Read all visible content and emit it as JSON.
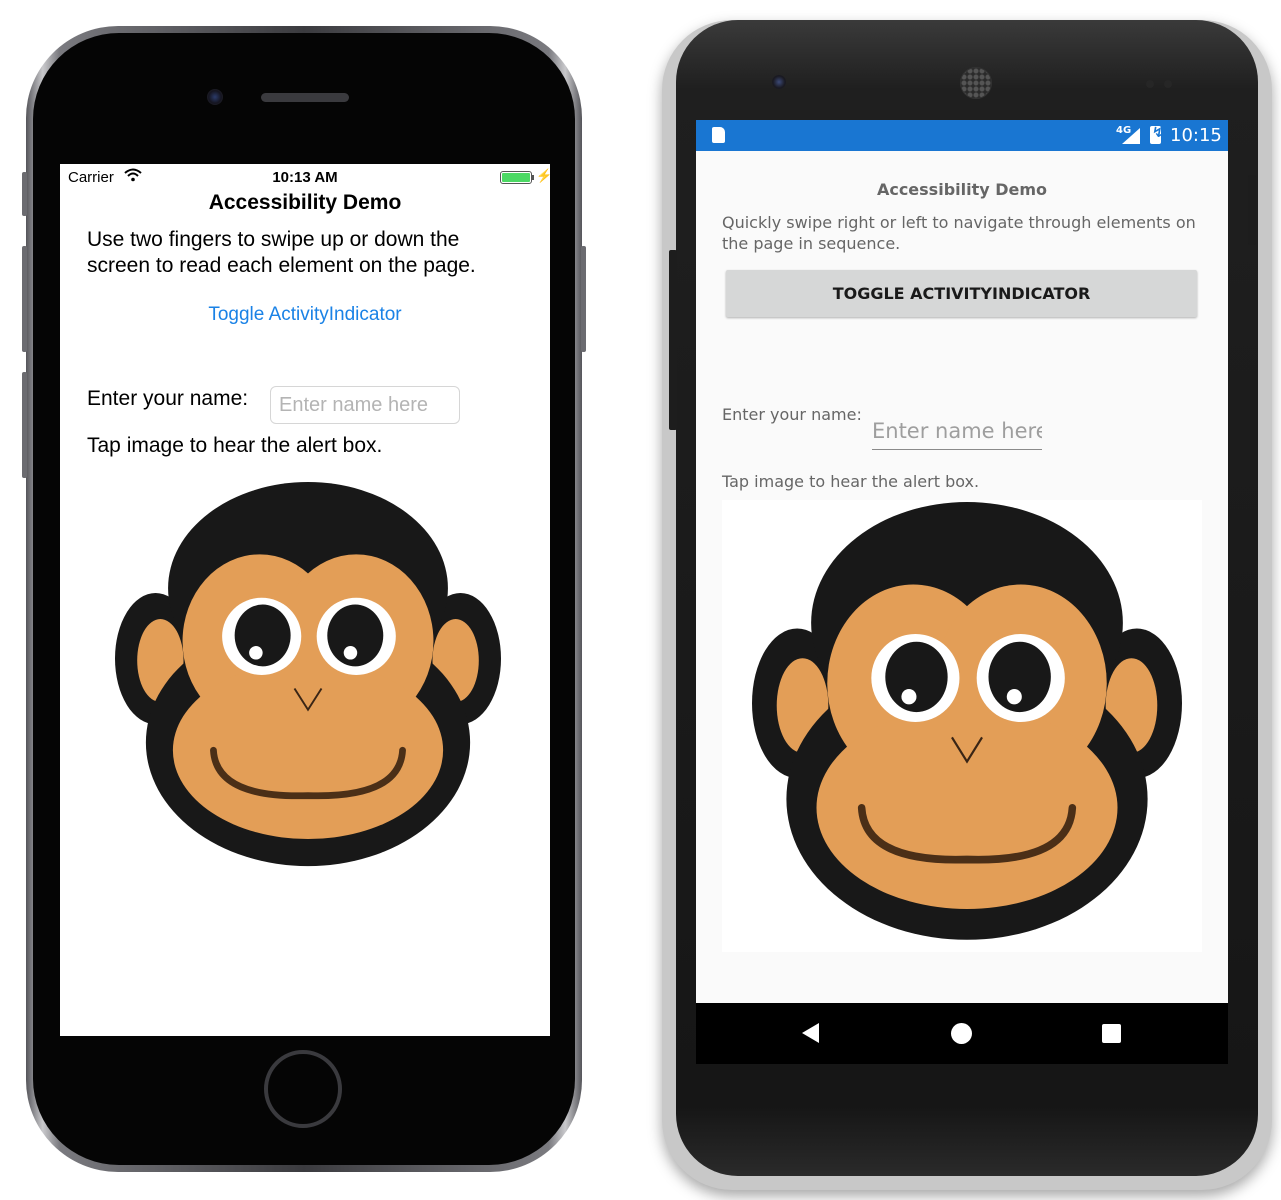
{
  "ios": {
    "status": {
      "carrier": "Carrier",
      "time": "10:13 AM",
      "battery_level": 1.0
    },
    "title": "Accessibility Demo",
    "instructions": "Use two fingers to swipe up or down the screen to read each element on the page.",
    "toggle_label": "Toggle ActivityIndicator",
    "name_label": "Enter your name:",
    "name_placeholder": "Enter name here",
    "tap_label": "Tap image to hear the alert box.",
    "accent_color": "#1a82e6"
  },
  "android": {
    "status": {
      "network": "4G",
      "time": "10:15",
      "bar_color": "#1976d2"
    },
    "title": "Accessibility Demo",
    "instructions": "Quickly swipe right or left to navigate through elements on the page in sequence.",
    "toggle_label": "TOGGLE ACTIVITYINDICATOR",
    "name_label": "Enter your name:",
    "name_placeholder": "Enter name here",
    "tap_label": "Tap image to hear the alert box."
  },
  "monkey_colors": {
    "fur": "#181818",
    "face": "#e39e57",
    "mouth": "#4b2f17"
  }
}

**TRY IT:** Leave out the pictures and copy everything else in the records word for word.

**TASK RESPONSE:**
Read all visible content and emit it as JSON.
{
  "ios": {
    "status": {
      "carrier": "Carrier",
      "time": "10:13 AM",
      "battery_level": 1.0
    },
    "title": "Accessibility Demo",
    "instructions": "Use two fingers to swipe up or down the screen to read each element on the page.",
    "toggle_label": "Toggle ActivityIndicator",
    "name_label": "Enter your name:",
    "name_placeholder": "Enter name here",
    "tap_label": "Tap image to hear the alert box.",
    "accent_color": "#1a82e6"
  },
  "android": {
    "status": {
      "network": "4G",
      "time": "10:15",
      "bar_color": "#1976d2"
    },
    "title": "Accessibility Demo",
    "instructions": "Quickly swipe right or left to navigate through elements on the page in sequence.",
    "toggle_label": "TOGGLE ACTIVITYINDICATOR",
    "name_label": "Enter your name:",
    "name_placeholder": "Enter name here",
    "tap_label": "Tap image to hear the alert box."
  },
  "monkey_colors": {
    "fur": "#181818",
    "face": "#e39e57",
    "mouth": "#4b2f17"
  }
}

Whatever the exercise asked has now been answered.